Against two claims ‘involvement’ of the NL-based defendants was not withheld, and jurisdiction denied.
Further, a subsidiary jurisdictional claim for these two rejected claims on the basis of forum necessitatis (article 9 of the Duch CPR) was not withheld: Brazilian authorities are clearly cracking down on fraud and corruption (At 5.25 ff).
Finally and again for these two remaining claims, are the Netherlands the place where the harmful event occurred (Handlungsort) and /or the place where the damage occurred (Erfolgsort)? Not so, the court held: at 5.22: the Foundation has not stated enough with regard to the involvement of the Dutch defendants in those claims, for the harmful event to be localised in the Netherlands with some sufficient force. As for locus damni and with echos of Universal Music: at 5.24: that the place where the damage has occurred is situated in the Netherlands, cannot be drawn from the mere circumstance that purely financial damage has directly occurred in the Dutch bank accounts of the (allegedly) affected investors – other arguments (see at 5.24) made by the Foundation did not convince.
Finally, an argument was made that the Petrobas arbitration clause contained in its articles of association, rule out recourse to the courts in ordinary.

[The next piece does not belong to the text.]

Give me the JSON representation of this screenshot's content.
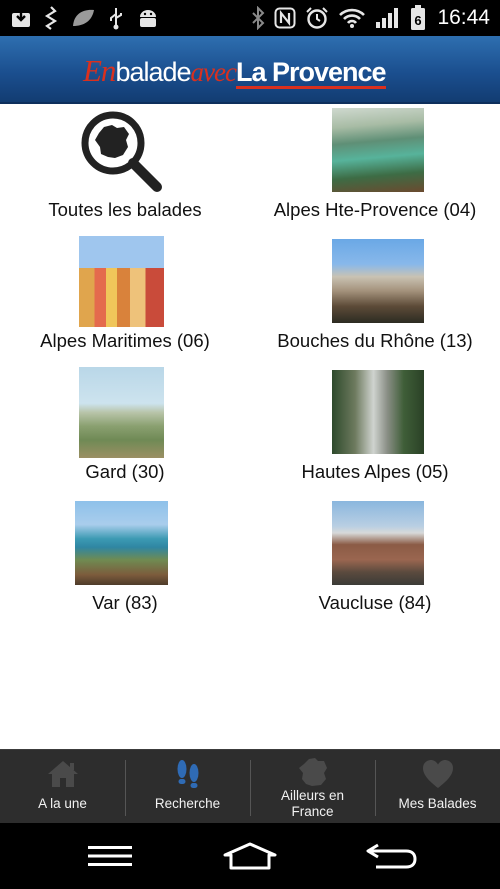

Here, an interesting discussion took place on the relevant language version to be consulted: the Court went for the English one, seeing as this is a text which is intended to be consulted by persons all over the world (at 5.33). The English version of article 58 of the articles of association however is insufficiently clear and specific: there is no designated forum to rule on any disputes covered by the clause. Both under Dutch and Brazilian law, the Court held, giving up the constitutional right of gaining access to the independent national court requires that the clause clearly states that arbitration has been agreed. That clarity is absent: the version consulted by the court read
“Art. 58 -It shall be resolved by means of arbitration [italics added, district court], obeying the rules provided by the Market Arbitration Chamber, the disputes or controversies that involve the Company, its shareholders, the administrators and members of the Fiscal Council, for the purposes of the application of the provision contained in Law n° 6.404, of 1976, in this Articles of Association, in the rules issued by the National Monetary Council, by the Central Bank of Brazil and by the Brazilian
Securities and Exchange Commission, as well as in the other rules applicable to the functioning of the capital market in general, besides the ones contained in the agreements eventually executed by Petrobras with the stock exchange or over-the-counter market entity, accredited by the Brazilian Securities and Exchange Commission, aiming at the adoption of standards of corporate governance established by these entities, and of the respective rules of differentiated practices of corporate governance, as the case may be.”
A very relevant and well argued case – no doubt subject to appeal.
(Handbook of) EU private international law, 2nd ed.2016, Chapter 2, almost in its entirety.